§ Directions: Please give every entry again, exactly as it reads.

### Source material ###

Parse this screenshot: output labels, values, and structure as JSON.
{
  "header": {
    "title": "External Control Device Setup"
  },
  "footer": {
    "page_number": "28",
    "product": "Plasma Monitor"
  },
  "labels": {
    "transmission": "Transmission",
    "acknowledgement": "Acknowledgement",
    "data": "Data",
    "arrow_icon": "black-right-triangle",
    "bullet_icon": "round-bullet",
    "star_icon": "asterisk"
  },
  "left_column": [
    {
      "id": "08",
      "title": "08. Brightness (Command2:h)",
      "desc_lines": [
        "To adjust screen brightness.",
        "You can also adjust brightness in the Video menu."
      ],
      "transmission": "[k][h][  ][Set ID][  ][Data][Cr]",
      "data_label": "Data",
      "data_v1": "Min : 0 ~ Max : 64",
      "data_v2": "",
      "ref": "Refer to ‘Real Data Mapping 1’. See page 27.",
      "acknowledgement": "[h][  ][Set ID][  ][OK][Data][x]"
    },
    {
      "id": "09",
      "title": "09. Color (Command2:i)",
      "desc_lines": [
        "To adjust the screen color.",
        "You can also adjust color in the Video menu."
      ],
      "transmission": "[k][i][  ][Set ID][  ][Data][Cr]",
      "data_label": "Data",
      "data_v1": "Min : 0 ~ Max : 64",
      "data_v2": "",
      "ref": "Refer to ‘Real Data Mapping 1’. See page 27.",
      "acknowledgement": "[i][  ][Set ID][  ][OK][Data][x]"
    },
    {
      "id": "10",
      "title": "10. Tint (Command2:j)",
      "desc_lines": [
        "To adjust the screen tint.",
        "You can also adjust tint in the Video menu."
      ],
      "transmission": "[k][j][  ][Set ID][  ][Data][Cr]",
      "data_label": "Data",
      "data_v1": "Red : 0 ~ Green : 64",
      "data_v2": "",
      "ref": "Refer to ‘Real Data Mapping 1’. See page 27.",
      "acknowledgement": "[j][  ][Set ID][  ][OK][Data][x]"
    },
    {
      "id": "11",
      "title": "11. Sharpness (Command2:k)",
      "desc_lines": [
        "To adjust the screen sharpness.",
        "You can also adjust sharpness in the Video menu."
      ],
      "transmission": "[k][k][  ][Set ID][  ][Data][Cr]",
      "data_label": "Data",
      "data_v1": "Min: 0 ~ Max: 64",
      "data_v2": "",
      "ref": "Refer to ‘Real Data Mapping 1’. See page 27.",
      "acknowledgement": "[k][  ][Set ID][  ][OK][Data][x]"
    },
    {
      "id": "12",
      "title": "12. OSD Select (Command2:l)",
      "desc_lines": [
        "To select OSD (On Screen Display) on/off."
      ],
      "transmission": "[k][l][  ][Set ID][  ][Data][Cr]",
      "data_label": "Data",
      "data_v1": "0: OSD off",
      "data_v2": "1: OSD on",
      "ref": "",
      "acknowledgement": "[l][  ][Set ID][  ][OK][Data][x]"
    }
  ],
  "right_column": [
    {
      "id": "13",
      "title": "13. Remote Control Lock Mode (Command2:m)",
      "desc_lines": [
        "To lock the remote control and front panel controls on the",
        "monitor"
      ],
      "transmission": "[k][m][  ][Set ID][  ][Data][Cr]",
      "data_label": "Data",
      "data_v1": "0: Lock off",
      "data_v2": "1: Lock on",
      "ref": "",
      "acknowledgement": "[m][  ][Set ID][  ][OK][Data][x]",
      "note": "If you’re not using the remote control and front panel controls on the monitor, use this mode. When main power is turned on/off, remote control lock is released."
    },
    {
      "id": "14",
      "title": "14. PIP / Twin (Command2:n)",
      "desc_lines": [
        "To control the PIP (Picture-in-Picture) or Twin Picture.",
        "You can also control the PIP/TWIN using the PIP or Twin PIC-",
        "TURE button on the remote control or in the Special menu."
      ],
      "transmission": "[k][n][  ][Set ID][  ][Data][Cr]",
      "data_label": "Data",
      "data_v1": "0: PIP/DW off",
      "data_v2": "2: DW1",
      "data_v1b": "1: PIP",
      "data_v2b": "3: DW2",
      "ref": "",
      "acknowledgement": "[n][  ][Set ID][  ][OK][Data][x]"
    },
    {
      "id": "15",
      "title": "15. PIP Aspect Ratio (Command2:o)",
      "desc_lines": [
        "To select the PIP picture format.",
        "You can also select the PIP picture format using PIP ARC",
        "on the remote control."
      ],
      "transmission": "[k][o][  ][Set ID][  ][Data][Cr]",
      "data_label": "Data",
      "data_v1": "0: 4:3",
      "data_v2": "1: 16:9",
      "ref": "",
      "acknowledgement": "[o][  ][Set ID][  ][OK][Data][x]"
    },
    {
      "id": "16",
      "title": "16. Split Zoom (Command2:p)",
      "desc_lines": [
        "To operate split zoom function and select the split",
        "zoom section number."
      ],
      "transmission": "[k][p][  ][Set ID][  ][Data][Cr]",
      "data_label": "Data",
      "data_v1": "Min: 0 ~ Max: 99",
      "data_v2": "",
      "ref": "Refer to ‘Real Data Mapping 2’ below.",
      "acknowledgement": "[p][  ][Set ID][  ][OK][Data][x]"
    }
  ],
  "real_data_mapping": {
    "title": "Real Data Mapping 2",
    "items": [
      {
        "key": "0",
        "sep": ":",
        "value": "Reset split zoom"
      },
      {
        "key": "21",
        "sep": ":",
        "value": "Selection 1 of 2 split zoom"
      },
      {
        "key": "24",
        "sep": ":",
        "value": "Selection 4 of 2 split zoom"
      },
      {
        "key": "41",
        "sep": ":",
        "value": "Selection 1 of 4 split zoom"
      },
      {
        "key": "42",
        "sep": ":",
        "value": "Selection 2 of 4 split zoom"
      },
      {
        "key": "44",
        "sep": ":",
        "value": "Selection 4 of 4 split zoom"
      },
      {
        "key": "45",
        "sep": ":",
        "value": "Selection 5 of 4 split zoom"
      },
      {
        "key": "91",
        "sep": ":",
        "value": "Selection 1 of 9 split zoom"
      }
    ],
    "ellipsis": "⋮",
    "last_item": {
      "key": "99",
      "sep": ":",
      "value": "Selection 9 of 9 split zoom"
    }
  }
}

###

§ Response below:
Parse this screenshot: output labels, values, and structure as JSON.
{
  "header": {
    "title": "External Control Device Setup"
  },
  "footer": {
    "page_number": "28",
    "product": "Plasma Monitor"
  },
  "labels": {
    "transmission": "Transmission",
    "acknowledgement": "Acknowledgement",
    "data": "Data",
    "arrow_icon": "black-right-triangle",
    "bullet_icon": "round-bullet",
    "star_icon": "asterisk"
  },
  "left_column": [
    {
      "id": "08",
      "title": "08. Brightness (Command2:h)",
      "desc_lines": [
        "To adjust screen brightness.",
        "You can also adjust brightness in the Video menu."
      ],
      "transmission": "[k][h][  ][Set ID][  ][Data][Cr]",
      "data_label": "Data",
      "data_v1": "Min : 0 ~ Max : 64",
      "data_v2": "",
      "ref": "Refer to ‘Real Data Mapping 1’. See page 27.",
      "acknowledgement": "[h][  ][Set ID][  ][OK][Data][x]"
    },
    {
      "id": "09",
      "title": "09. Color (Command2:i)",
      "desc_lines": [
        "To adjust the screen color.",
        "You can also adjust color in the Video menu."
      ],
      "transmission": "[k][i][  ][Set ID][  ][Data][Cr]",
      "data_label": "Data",
      "data_v1": "Min : 0 ~ Max : 64",
      "data_v2": "",
      "ref": "Refer to ‘Real Data Mapping 1’. See page 27.",
      "acknowledgement": "[i][  ][Set ID][  ][OK][Data][x]"
    },
    {
      "id": "10",
      "title": "10. Tint (Command2:j)",
      "desc_lines": [
        "To adjust the screen tint.",
        "You can also adjust tint in the Video menu."
      ],
      "transmission": "[k][j][  ][Set ID][  ][Data][Cr]",
      "data_label": "Data",
      "data_v1": "Red : 0 ~ Green : 64",
      "data_v2": "",
      "ref": "Refer to ‘Real Data Mapping 1’. See page 27.",
      "acknowledgement": "[j][  ][Set ID][  ][OK][Data][x]"
    },
    {
      "id": "11",
      "title": "11. Sharpness (Command2:k)",
      "desc_lines": [
        "To adjust the screen sharpness.",
        "You can also adjust sharpness in the Video menu."
      ],
      "transmission": "[k][k][  ][Set ID][  ][Data][Cr]",
      "data_label": "Data",
      "data_v1": "Min: 0 ~ Max: 64",
      "data_v2": "",
      "ref": "Refer to ‘Real Data Mapping 1’. See page 27.",
      "acknowledgement": "[k][  ][Set ID][  ][OK][Data][x]"
    },
    {
      "id": "12",
      "title": "12. OSD Select (Command2:l)",
      "desc_lines": [
        "To select OSD (On Screen Display) on/off."
      ],
      "transmission": "[k][l][  ][Set ID][  ][Data][Cr]",
      "data_label": "Data",
      "data_v1": "0: OSD off",
      "data_v2": "1: OSD on",
      "ref": "",
      "acknowledgement": "[l][  ][Set ID][  ][OK][Data][x]"
    }
  ],
  "right_column": [
    {
      "id": "13",
      "title": "13. Remote Control Lock Mode (Command2:m)",
      "desc_lines": [
        "To lock the remote control and front panel controls on the",
        "monitor"
      ],
      "transmission": "[k][m][  ][Set ID][  ][Data][Cr]",
      "data_label": "Data",
      "data_v1": "0: Lock off",
      "data_v2": "1: Lock on",
      "ref": "",
      "acknowledgement": "[m][  ][Set ID][  ][OK][Data][x]",
      "note": "If you’re not using the remote control and front panel controls on the monitor, use this mode. When main power is turned on/off, remote control lock is released."
    },
    {
      "id": "14",
      "title": "14. PIP / Twin (Command2:n)",
      "desc_lines": [
        "To control the PIP (Picture-in-Picture) or Twin Picture.",
        "You can also control the PIP/TWIN using the PIP or Twin PIC-",
        "TURE button on the remote control or in the Special menu."
      ],
      "transmission": "[k][n][  ][Set ID][  ][Data][Cr]",
      "data_label": "Data",
      "data_v1": "0: PIP/DW off",
      "data_v2": "2: DW1",
      "data_v1b": "1: PIP",
      "data_v2b": "3: DW2",
      "ref": "",
      "acknowledgement": "[n][  ][Set ID][  ][OK][Data][x]"
    },
    {
      "id": "15",
      "title": "15. PIP Aspect Ratio (Command2:o)",
      "desc_lines": [
        "To select the PIP picture format.",
        "You can also select the PIP picture format using PIP ARC",
        "on the remote control."
      ],
      "transmission": "[k][o][  ][Set ID][  ][Data][Cr]",
      "data_label": "Data",
      "data_v1": "0: 4:3",
      "data_v2": "1: 16:9",
      "ref": "",
      "acknowledgement": "[o][  ][Set ID][  ][OK][Data][x]"
    },
    {
      "id": "16",
      "title": "16. Split Zoom (Command2:p)",
      "desc_lines": [
        "To operate split zoom function and select the split",
        "zoom section number."
      ],
      "transmission": "[k][p][  ][Set ID][  ][Data][Cr]",
      "data_label": "Data",
      "data_v1": "Min: 0 ~ Max: 99",
      "data_v2": "",
      "ref": "Refer to ‘Real Data Mapping 2’ below.",
      "acknowledgement": "[p][  ][Set ID][  ][OK][Data][x]"
    }
  ],
  "real_data_mapping": {
    "title": "Real Data Mapping 2",
    "items": [
      {
        "key": "0",
        "sep": ":",
        "value": "Reset split zoom"
      },
      {
        "key": "21",
        "sep": ":",
        "value": "Selection 1 of 2 split zoom"
      },
      {
        "key": "24",
        "sep": ":",
        "value": "Selection 4 of 2 split zoom"
      },
      {
        "key": "41",
        "sep": ":",
        "value": "Selection 1 of 4 split zoom"
      },
      {
        "key": "42",
        "sep": ":",
        "value": "Selection 2 of 4 split zoom"
      },
      {
        "key": "44",
        "sep": ":",
        "value": "Selection 4 of 4 split zoom"
      },
      {
        "key": "45",
        "sep": ":",
        "value": "Selection 5 of 4 split zoom"
      },
      {
        "key": "91",
        "sep": ":",
        "value": "Selection 1 of 9 split zoom"
      }
    ],
    "ellipsis": "⋮",
    "last_item": {
      "key": "99",
      "sep": ":",
      "value": "Selection 9 of 9 split zoom"
    }
  }
}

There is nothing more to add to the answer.